Task goal → Drop every picture. Return the rest of the entries exactly.

(Component data from apps and pages)
++++
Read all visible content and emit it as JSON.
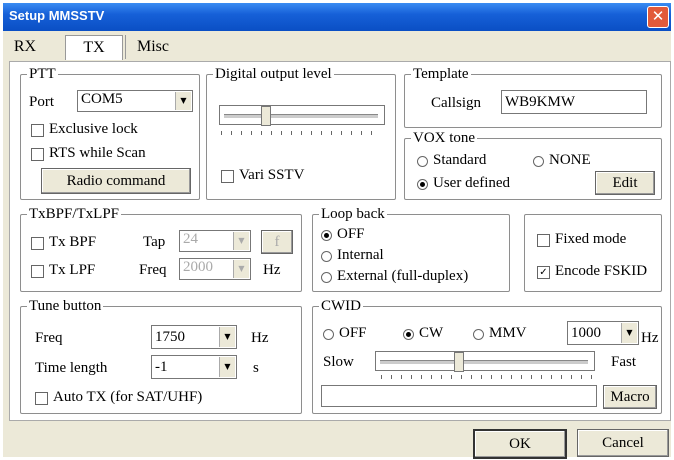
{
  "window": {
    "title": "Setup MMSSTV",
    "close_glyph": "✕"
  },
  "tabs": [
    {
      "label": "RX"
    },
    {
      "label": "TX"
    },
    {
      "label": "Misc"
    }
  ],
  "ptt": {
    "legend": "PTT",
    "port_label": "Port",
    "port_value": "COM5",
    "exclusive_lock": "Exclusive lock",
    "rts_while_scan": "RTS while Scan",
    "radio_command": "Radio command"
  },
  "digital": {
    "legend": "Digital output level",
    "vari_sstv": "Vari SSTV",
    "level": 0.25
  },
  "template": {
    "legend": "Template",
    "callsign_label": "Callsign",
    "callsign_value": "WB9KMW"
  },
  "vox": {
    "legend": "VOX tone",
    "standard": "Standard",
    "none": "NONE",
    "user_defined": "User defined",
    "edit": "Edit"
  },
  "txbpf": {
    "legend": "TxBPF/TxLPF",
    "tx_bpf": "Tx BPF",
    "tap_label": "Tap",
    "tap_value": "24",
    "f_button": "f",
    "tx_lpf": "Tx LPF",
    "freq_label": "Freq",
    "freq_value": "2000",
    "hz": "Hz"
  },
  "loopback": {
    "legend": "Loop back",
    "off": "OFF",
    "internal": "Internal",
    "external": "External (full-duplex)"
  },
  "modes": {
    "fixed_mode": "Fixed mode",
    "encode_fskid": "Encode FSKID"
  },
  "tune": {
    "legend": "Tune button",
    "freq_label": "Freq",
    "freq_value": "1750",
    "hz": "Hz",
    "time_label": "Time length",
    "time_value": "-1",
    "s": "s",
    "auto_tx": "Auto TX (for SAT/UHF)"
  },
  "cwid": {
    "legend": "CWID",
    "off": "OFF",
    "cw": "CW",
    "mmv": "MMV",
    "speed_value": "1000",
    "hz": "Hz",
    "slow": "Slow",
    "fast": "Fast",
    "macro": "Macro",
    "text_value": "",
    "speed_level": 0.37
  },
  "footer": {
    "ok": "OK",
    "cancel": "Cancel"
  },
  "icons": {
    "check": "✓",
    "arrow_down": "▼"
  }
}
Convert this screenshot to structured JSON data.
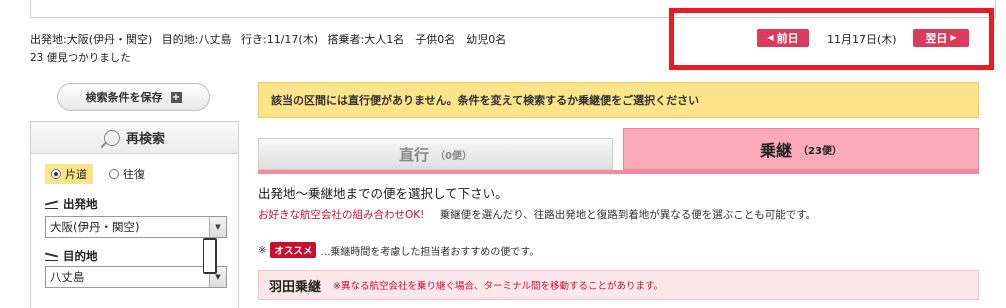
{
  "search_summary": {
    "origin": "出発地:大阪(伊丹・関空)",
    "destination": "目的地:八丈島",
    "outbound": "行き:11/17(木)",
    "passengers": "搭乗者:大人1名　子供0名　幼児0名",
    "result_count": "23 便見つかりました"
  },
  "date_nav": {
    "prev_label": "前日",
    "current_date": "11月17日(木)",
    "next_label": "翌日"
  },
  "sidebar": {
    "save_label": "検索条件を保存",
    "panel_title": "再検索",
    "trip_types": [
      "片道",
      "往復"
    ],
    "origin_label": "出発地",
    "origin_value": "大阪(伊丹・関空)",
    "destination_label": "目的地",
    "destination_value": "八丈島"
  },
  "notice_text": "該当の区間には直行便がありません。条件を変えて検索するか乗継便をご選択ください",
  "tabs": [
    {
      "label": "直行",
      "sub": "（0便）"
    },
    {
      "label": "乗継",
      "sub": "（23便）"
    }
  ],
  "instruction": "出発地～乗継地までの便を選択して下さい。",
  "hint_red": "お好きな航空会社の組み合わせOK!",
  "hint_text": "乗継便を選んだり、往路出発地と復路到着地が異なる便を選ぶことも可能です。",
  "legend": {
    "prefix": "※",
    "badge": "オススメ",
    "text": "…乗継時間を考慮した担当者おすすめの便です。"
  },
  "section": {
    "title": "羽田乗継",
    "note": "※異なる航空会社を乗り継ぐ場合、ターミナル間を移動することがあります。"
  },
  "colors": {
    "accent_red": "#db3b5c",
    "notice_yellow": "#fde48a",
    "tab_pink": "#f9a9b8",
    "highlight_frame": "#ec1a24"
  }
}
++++
Reply →
Read all visible content and emit it as JSON.
{
  "window": {
    "title": "Setup MMSSTV",
    "close_glyph": "✕"
  },
  "tabs": [
    {
      "label": "RX"
    },
    {
      "label": "TX"
    },
    {
      "label": "Misc"
    }
  ],
  "ptt": {
    "legend": "PTT",
    "port_label": "Port",
    "port_value": "COM5",
    "exclusive_lock": "Exclusive lock",
    "rts_while_scan": "RTS while Scan",
    "radio_command": "Radio command"
  },
  "digital": {
    "legend": "Digital output level",
    "vari_sstv": "Vari SSTV",
    "level": 0.25
  },
  "template": {
    "legend": "Template",
    "callsign_label": "Callsign",
    "callsign_value": "WB9KMW"
  },
  "vox": {
    "legend": "VOX tone",
    "standard": "Standard",
    "none": "NONE",
    "user_defined": "User defined",
    "edit": "Edit"
  },
  "txbpf": {
    "legend": "TxBPF/TxLPF",
    "tx_bpf": "Tx BPF",
    "tap_label": "Tap",
    "tap_value": "24",
    "f_button": "f",
    "tx_lpf": "Tx LPF",
    "freq_label": "Freq",
    "freq_value": "2000",
    "hz": "Hz"
  },
  "loopback": {
    "legend": "Loop back",
    "off": "OFF",
    "internal": "Internal",
    "external": "External (full-duplex)"
  },
  "modes": {
    "fixed_mode": "Fixed mode",
    "encode_fskid": "Encode FSKID"
  },
  "tune": {
    "legend": "Tune button",
    "freq_label": "Freq",
    "freq_value": "1750",
    "hz": "Hz",
    "time_label": "Time length",
    "time_value": "-1",
    "s": "s",
    "auto_tx": "Auto TX (for SAT/UHF)"
  },
  "cwid": {
    "legend": "CWID",
    "off": "OFF",
    "cw": "CW",
    "mmv": "MMV",
    "speed_value": "1000",
    "hz": "Hz",
    "slow": "Slow",
    "fast": "Fast",
    "macro": "Macro",
    "text_value": "",
    "speed_level": 0.37
  },
  "footer": {
    "ok": "OK",
    "cancel": "Cancel"
  },
  "icons": {
    "check": "✓",
    "arrow_down": "▼"
  }
}
Convert this screenshot to structured JSON data.
{
  "search_summary": {
    "origin": "出発地:大阪(伊丹・関空)",
    "destination": "目的地:八丈島",
    "outbound": "行き:11/17(木)",
    "passengers": "搭乗者:大人1名　子供0名　幼児0名",
    "result_count": "23 便見つかりました"
  },
  "date_nav": {
    "prev_label": "前日",
    "current_date": "11月17日(木)",
    "next_label": "翌日"
  },
  "sidebar": {
    "save_label": "検索条件を保存",
    "panel_title": "再検索",
    "trip_types": [
      "片道",
      "往復"
    ],
    "origin_label": "出発地",
    "origin_value": "大阪(伊丹・関空)",
    "destination_label": "目的地",
    "destination_value": "八丈島"
  },
  "notice_text": "該当の区間には直行便がありません。条件を変えて検索するか乗継便をご選択ください",
  "tabs": [
    {
      "label": "直行",
      "sub": "（0便）"
    },
    {
      "label": "乗継",
      "sub": "（23便）"
    }
  ],
  "instruction": "出発地～乗継地までの便を選択して下さい。",
  "hint_red": "お好きな航空会社の組み合わせOK!",
  "hint_text": "乗継便を選んだり、往路出発地と復路到着地が異なる便を選ぶことも可能です。",
  "legend": {
    "prefix": "※",
    "badge": "オススメ",
    "text": "…乗継時間を考慮した担当者おすすめの便です。"
  },
  "section": {
    "title": "羽田乗継",
    "note": "※異なる航空会社を乗り継ぐ場合、ターミナル間を移動することがあります。"
  },
  "colors": {
    "accent_red": "#db3b5c",
    "notice_yellow": "#fde48a",
    "tab_pink": "#f9a9b8",
    "highlight_frame": "#ec1a24"
  }
}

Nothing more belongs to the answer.